Task requirements: One figure is wanted here: how many lines in the entries hold the word "Conferência".

Stored dataset items:

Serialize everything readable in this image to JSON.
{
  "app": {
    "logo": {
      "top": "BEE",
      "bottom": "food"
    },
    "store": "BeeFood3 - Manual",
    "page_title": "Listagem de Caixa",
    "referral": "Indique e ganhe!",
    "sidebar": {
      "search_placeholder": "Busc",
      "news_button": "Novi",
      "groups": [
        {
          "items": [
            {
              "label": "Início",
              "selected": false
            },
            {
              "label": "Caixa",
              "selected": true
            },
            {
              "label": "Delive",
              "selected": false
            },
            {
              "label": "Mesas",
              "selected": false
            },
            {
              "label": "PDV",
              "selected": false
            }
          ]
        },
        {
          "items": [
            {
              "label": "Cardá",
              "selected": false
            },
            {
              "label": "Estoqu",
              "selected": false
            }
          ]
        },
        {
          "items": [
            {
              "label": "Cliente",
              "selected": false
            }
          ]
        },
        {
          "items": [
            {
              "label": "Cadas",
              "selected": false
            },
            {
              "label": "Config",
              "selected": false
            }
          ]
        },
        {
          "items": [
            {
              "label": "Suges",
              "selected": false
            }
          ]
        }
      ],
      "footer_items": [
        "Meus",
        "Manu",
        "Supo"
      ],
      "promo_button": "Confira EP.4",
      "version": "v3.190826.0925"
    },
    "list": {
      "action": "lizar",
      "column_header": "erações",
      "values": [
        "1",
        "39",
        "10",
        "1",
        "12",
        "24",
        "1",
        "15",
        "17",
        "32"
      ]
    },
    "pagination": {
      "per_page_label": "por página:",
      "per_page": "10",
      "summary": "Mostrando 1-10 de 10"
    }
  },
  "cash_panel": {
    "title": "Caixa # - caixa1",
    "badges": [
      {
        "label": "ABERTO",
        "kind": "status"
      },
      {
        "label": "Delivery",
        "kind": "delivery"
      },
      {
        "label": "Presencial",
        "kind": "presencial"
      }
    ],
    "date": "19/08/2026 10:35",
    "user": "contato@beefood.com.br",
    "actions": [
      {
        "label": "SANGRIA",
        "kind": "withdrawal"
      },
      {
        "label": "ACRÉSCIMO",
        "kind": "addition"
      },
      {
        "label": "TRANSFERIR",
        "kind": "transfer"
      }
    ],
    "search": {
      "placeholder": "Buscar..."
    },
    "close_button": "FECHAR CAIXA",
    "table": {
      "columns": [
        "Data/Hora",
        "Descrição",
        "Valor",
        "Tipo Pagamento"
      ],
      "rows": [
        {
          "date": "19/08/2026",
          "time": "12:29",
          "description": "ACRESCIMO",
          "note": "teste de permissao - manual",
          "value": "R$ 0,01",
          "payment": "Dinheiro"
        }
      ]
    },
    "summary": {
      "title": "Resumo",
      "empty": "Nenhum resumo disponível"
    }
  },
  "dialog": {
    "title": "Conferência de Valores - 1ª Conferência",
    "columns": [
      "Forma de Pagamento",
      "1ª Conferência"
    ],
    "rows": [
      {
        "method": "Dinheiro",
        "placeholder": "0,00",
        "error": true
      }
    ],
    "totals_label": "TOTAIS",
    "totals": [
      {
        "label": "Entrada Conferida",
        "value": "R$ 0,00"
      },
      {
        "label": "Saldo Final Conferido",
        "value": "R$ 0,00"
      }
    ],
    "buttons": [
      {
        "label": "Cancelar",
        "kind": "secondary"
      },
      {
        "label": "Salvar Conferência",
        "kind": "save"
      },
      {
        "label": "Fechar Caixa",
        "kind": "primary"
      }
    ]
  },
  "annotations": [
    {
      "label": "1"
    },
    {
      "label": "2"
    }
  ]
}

Problem solution: 3